Injection-only therapies for gut issues soon may become oral medicines
SAN JOSE, Calif. New injection-only therapies may be available as oral medicines one day. Researchers at the University of California, San Francisco, including lead researcher Tejal Desai, are looking at ways to enhance the “oral availability” of drugs by designing new delivery devices that will help their absorption in the gut.
Desai plans to present her research at a meeting of the scientific society AVS here on Nov. 12. Working with a Bay-area biotechnology company, she is making devices that are sort of like spiny beads filled with drugs. The spines on these beads are silicon nanowires designed to form an adhesive interface with the tiny, hair-like cilia that cover the cells lining the gut. They are designed to stick like burrs to the cells lining the gut and slowly release their drugs there. Localized in one spot, the drugs have a better chance of diffusing into the bloodstream.
Of the many characteristic traits a drug can have, one of the most desirable is the ability for a drug to be swallowed and absorbed into the bloodstream through the gut. Some drugs, such as over-the-counter aspirin, lend themselves to this mode of delivery. Other drugs cannot be swallowed and must be administered instead through more complicated routes. Insulin, for instance, must be injected.
The reason why insulin and many other drugs cannot be swallowed is that they cannot survive the trip through the digestive tract — wherein they are first plunged into the acid bath of the stomach and then passed into the intestines, which are filled with enzymes designed to break down such molecules as insulin. Aspirin does fine in the gut because its active ingredient is a small chemical that doesn’t get broken down. Conversely, insulin is quickly degraded.
Desai currently is fine-tuning the geometry of the nanowires in order to optimize their adhesion. Her laboratory has done a number of toxicity studies with the beads, and their plan next is to look at how effectively they can deliver proteins, peptides and other macromolecules that are not usually taken orally.

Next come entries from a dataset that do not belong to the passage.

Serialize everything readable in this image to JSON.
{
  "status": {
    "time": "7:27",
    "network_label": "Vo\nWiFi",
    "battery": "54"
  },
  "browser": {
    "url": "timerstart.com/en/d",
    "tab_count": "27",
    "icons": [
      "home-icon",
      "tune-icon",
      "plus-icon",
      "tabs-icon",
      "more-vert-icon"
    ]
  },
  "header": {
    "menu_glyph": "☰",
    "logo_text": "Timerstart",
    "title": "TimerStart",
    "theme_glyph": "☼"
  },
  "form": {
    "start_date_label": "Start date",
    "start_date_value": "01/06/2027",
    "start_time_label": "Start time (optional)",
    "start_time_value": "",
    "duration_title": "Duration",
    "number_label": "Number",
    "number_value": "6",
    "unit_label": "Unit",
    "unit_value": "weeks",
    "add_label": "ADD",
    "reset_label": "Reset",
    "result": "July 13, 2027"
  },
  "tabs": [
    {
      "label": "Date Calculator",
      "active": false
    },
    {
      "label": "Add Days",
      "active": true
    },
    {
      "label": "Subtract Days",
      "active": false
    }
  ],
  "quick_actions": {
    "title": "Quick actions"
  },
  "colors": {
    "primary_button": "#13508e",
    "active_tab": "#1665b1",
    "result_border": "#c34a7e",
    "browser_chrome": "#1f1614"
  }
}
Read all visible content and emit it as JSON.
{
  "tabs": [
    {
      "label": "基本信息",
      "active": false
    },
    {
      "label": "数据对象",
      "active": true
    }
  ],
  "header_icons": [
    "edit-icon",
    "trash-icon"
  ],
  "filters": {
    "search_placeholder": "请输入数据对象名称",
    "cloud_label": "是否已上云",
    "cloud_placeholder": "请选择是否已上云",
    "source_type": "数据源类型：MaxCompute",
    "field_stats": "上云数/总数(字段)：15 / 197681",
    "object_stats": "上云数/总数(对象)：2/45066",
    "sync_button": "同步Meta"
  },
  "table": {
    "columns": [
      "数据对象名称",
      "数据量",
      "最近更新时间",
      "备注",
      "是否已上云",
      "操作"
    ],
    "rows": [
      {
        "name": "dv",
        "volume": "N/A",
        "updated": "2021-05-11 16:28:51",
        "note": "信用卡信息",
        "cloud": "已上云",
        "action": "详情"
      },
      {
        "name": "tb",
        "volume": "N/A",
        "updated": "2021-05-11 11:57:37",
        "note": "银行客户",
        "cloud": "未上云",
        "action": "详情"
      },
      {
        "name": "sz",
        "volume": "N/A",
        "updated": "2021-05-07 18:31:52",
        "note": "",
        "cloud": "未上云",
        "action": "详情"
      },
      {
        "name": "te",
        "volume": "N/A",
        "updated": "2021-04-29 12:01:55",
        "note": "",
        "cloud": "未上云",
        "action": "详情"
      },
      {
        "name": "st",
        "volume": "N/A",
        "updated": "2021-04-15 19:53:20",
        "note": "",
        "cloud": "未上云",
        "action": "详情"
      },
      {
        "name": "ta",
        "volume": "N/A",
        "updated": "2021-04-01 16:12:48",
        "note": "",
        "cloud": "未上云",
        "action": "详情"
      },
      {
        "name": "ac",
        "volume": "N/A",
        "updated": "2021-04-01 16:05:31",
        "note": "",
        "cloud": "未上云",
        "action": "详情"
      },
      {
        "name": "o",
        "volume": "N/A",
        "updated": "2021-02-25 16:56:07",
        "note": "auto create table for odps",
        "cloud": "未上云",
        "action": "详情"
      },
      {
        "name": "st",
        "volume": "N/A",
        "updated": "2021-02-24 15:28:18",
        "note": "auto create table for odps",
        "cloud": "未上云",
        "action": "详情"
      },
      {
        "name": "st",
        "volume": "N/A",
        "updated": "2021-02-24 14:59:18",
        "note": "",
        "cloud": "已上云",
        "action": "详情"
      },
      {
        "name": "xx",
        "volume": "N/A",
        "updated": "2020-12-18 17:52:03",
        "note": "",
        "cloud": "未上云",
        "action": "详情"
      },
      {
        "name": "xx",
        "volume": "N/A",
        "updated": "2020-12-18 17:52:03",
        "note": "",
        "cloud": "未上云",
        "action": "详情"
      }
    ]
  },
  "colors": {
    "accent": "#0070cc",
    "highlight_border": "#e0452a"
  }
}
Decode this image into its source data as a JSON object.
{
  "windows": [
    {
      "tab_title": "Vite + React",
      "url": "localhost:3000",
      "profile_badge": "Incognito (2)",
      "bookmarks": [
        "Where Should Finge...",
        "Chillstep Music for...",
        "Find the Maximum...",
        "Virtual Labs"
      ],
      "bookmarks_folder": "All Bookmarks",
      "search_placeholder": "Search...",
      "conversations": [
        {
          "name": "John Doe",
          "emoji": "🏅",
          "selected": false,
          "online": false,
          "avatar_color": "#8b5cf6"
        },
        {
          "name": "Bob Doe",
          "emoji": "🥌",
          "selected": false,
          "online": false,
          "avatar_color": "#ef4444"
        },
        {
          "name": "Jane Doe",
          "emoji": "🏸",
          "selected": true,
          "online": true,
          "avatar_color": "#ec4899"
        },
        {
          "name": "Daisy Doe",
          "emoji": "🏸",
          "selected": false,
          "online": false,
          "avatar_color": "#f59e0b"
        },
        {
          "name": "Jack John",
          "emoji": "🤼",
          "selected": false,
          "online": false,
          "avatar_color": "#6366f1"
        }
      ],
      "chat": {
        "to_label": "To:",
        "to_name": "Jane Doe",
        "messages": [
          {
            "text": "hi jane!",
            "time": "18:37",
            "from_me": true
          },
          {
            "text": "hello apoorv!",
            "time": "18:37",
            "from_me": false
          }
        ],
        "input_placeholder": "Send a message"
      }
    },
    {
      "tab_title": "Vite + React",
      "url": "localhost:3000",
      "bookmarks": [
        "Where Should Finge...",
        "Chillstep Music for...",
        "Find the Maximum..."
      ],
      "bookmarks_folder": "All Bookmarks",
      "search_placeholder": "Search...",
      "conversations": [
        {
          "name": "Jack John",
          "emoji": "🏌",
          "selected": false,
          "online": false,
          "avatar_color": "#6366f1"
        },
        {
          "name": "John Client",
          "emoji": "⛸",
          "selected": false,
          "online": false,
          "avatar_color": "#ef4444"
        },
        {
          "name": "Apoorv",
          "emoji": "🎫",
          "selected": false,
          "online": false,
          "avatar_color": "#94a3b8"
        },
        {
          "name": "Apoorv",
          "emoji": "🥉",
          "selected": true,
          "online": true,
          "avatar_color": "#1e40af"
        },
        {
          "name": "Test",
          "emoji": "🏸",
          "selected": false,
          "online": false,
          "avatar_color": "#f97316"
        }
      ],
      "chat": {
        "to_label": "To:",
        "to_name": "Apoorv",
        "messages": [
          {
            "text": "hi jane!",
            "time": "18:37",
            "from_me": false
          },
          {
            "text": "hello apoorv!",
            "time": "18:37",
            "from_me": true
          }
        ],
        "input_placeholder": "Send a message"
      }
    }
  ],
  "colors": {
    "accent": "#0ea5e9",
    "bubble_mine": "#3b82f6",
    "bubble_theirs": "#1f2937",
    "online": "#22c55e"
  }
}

One of the advantages of this approach, Desai said, is that it may be applicable for delivering drugs to other parts of the body as well, including such mucosal tissues as the insides of the nose, lungs or vagina, where the surface cells also are coated with such cilia.
Blacksmith Brands acquires five McNeil OTC brands, inks deal with The Emerson Group
NEW YORK Blacksmith Brands on Friday announced that it had completed its acquisition of five over-the-counter consumer brands from McNeil, including Efferdent denture cleaner, Effergrip denture adhesive cream, Luden’s throat drops, Pediacare children’s cough-and-cold medicine and Gentle Vapors waterless vaporizer, and Nasalcrom, a nasal allergy relief spray.
Concurrent with this acquisition, Blacksmith Brands has announced a key business and equity partnership with The Emerson Group. The Emerson Group, a sales and marketing company located in Wayne, Pa., will provide sales and sales management services.
“We are pleased and proud to have The Emerson Group as our partner not only in the operation of our business, but as an equity partner in our new company,” stated Peter Mann, Blacksmith CEO. “We believe that the Emerson Group will be a key catalyst in our plans to grow Blacksmith Brands into a major consumer products company.
GNC appoints new member to board
PITTSBURGH General Nutrition Centers on Friday named Michael Hines, a senior retailing industry executive, to its board of directors. Hines will also sit on the audit committee, serving as chairperson.
Hines was EVP and CFO of Dick’s Sporting Goods from 1995 to March 2007. From 1990 to 1995, he held management positions with Staples, most recently as VP finance.
As of Sept. 30, GNC has more than 6,700 locations, of which more than 5,300 retail locations were in the United States (including 919 franchise and 1,814 Rite Aid franchise store-within-a-store locations) and franchise operations in 47 international markets.